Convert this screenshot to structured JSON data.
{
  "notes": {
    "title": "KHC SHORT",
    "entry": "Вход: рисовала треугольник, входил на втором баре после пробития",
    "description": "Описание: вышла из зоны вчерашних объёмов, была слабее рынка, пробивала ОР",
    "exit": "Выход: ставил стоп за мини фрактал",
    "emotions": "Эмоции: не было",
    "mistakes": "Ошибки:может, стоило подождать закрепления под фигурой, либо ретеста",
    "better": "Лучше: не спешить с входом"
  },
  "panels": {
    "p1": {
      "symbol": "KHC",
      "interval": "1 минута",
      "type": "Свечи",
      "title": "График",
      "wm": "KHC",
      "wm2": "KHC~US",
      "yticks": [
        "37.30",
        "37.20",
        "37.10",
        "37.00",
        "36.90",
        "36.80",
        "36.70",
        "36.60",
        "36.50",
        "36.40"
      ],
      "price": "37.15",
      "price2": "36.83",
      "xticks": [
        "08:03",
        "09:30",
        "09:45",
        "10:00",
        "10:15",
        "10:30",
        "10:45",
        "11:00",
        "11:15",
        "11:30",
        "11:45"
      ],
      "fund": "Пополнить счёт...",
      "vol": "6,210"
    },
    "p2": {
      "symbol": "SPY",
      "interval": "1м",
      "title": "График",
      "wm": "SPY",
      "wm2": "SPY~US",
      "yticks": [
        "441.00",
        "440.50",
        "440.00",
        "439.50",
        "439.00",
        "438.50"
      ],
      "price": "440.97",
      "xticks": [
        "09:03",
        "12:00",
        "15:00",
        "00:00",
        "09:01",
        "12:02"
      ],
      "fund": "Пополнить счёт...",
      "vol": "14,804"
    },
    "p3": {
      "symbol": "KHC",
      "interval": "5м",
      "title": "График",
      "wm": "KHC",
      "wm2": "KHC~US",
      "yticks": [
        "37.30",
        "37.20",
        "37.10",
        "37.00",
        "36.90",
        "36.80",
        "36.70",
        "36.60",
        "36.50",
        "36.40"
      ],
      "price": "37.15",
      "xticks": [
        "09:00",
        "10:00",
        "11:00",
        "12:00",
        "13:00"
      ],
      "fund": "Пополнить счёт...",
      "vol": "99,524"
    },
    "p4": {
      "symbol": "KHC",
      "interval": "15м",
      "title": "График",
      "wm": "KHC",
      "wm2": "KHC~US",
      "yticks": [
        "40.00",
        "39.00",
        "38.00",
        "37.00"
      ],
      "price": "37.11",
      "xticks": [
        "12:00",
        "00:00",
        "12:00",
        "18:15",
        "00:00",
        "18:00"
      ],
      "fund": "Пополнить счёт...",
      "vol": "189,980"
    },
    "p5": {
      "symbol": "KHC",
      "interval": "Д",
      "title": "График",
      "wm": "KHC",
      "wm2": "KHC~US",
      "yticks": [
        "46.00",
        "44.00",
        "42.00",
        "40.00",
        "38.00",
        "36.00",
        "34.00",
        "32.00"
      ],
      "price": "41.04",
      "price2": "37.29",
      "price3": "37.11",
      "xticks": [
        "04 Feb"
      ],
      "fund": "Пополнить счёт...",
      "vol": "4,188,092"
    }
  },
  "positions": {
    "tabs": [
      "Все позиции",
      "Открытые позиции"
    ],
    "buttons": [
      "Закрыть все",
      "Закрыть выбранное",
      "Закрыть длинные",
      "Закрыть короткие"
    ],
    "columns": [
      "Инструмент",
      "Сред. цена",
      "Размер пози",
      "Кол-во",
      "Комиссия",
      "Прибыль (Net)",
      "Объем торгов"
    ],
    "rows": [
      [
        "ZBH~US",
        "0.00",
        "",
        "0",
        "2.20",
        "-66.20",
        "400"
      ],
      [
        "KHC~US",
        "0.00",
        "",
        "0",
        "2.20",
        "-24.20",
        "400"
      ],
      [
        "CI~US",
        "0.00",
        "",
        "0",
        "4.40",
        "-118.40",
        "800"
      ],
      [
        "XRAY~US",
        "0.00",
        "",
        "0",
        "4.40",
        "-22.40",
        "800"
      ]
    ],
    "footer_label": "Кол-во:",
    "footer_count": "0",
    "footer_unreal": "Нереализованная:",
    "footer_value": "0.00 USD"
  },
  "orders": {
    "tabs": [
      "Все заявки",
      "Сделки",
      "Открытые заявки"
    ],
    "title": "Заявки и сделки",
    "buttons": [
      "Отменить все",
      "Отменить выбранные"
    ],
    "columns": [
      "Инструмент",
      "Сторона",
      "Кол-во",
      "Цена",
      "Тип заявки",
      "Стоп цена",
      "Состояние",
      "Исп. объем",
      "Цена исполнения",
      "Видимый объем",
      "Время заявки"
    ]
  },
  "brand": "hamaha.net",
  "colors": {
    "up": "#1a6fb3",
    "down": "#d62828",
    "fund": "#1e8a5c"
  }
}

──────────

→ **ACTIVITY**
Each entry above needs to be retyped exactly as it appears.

→ **EXERCISE RESPONSE**
Convert this screenshot to structured JSON data.
{
  "notes": {
    "title": "KHC SHORT",
    "entry": "Вход: рисовала треугольник, входил на втором баре после пробития",
    "description": "Описание: вышла из зоны вчерашних объёмов, была слабее рынка, пробивала ОР",
    "exit": "Выход: ставил стоп за мини фрактал",
    "emotions": "Эмоции: не было",
    "mistakes": "Ошибки:может, стоило подождать закрепления под фигурой, либо ретеста",
    "better": "Лучше: не спешить с входом"
  },
  "panels": {
    "p1": {
      "symbol": "KHC",
      "interval": "1 минута",
      "type": "Свечи",
      "title": "График",
      "wm": "KHC",
      "wm2": "KHC~US",
      "yticks": [
        "37.30",
        "37.20",
        "37.10",
        "37.00",
        "36.90",
        "36.80",
        "36.70",
        "36.60",
        "36.50",
        "36.40"
      ],
      "price": "37.15",
      "price2": "36.83",
      "xticks": [
        "08:03",
        "09:30",
        "09:45",
        "10:00",
        "10:15",
        "10:30",
        "10:45",
        "11:00",
        "11:15",
        "11:30",
        "11:45"
      ],
      "fund": "Пополнить счёт...",
      "vol": "6,210"
    },
    "p2": {
      "symbol": "SPY",
      "interval": "1м",
      "title": "График",
      "wm": "SPY",
      "wm2": "SPY~US",
      "yticks": [
        "441.00",
        "440.50",
        "440.00",
        "439.50",
        "439.00",
        "438.50"
      ],
      "price": "440.97",
      "xticks": [
        "09:03",
        "12:00",
        "15:00",
        "00:00",
        "09:01",
        "12:02"
      ],
      "fund": "Пополнить счёт...",
      "vol": "14,804"
    },
    "p3": {
      "symbol": "KHC",
      "interval": "5м",
      "title": "График",
      "wm": "KHC",
      "wm2": "KHC~US",
      "yticks": [
        "37.30",
        "37.20",
        "37.10",
        "37.00",
        "36.90",
        "36.80",
        "36.70",
        "36.60",
        "36.50",
        "36.40"
      ],
      "price": "37.15",
      "xticks": [
        "09:00",
        "10:00",
        "11:00",
        "12:00",
        "13:00"
      ],
      "fund": "Пополнить счёт...",
      "vol": "99,524"
    },
    "p4": {
      "symbol": "KHC",
      "interval": "15м",
      "title": "График",
      "wm": "KHC",
      "wm2": "KHC~US",
      "yticks": [
        "40.00",
        "39.00",
        "38.00",
        "37.00"
      ],
      "price": "37.11",
      "xticks": [
        "12:00",
        "00:00",
        "12:00",
        "18:15",
        "00:00",
        "18:00"
      ],
      "fund": "Пополнить счёт...",
      "vol": "189,980"
    },
    "p5": {
      "symbol": "KHC",
      "interval": "Д",
      "title": "График",
      "wm": "KHC",
      "wm2": "KHC~US",
      "yticks": [
        "46.00",
        "44.00",
        "42.00",
        "40.00",
        "38.00",
        "36.00",
        "34.00",
        "32.00"
      ],
      "price": "41.04",
      "price2": "37.29",
      "price3": "37.11",
      "xticks": [
        "04 Feb"
      ],
      "fund": "Пополнить счёт...",
      "vol": "4,188,092"
    }
  },
  "positions": {
    "tabs": [
      "Все позиции",
      "Открытые позиции"
    ],
    "buttons": [
      "Закрыть все",
      "Закрыть выбранное",
      "Закрыть длинные",
      "Закрыть короткие"
    ],
    "columns": [
      "Инструмент",
      "Сред. цена",
      "Размер пози",
      "Кол-во",
      "Комиссия",
      "Прибыль (Net)",
      "Объем торгов"
    ],
    "rows": [
      [
        "ZBH~US",
        "0.00",
        "",
        "0",
        "2.20",
        "-66.20",
        "400"
      ],
      [
        "KHC~US",
        "0.00",
        "",
        "0",
        "2.20",
        "-24.20",
        "400"
      ],
      [
        "CI~US",
        "0.00",
        "",
        "0",
        "4.40",
        "-118.40",
        "800"
      ],
      [
        "XRAY~US",
        "0.00",
        "",
        "0",
        "4.40",
        "-22.40",
        "800"
      ]
    ],
    "footer_label": "Кол-во:",
    "footer_count": "0",
    "footer_unreal": "Нереализованная:",
    "footer_value": "0.00 USD"
  },
  "orders": {
    "tabs": [
      "Все заявки",
      "Сделки",
      "Открытые заявки"
    ],
    "title": "Заявки и сделки",
    "buttons": [
      "Отменить все",
      "Отменить выбранные"
    ],
    "columns": [
      "Инструмент",
      "Сторона",
      "Кол-во",
      "Цена",
      "Тип заявки",
      "Стоп цена",
      "Состояние",
      "Исп. объем",
      "Цена исполнения",
      "Видимый объем",
      "Время заявки"
    ]
  },
  "brand": "hamaha.net",
  "colors": {
    "up": "#1a6fb3",
    "down": "#d62828",
    "fund": "#1e8a5c"
  }
}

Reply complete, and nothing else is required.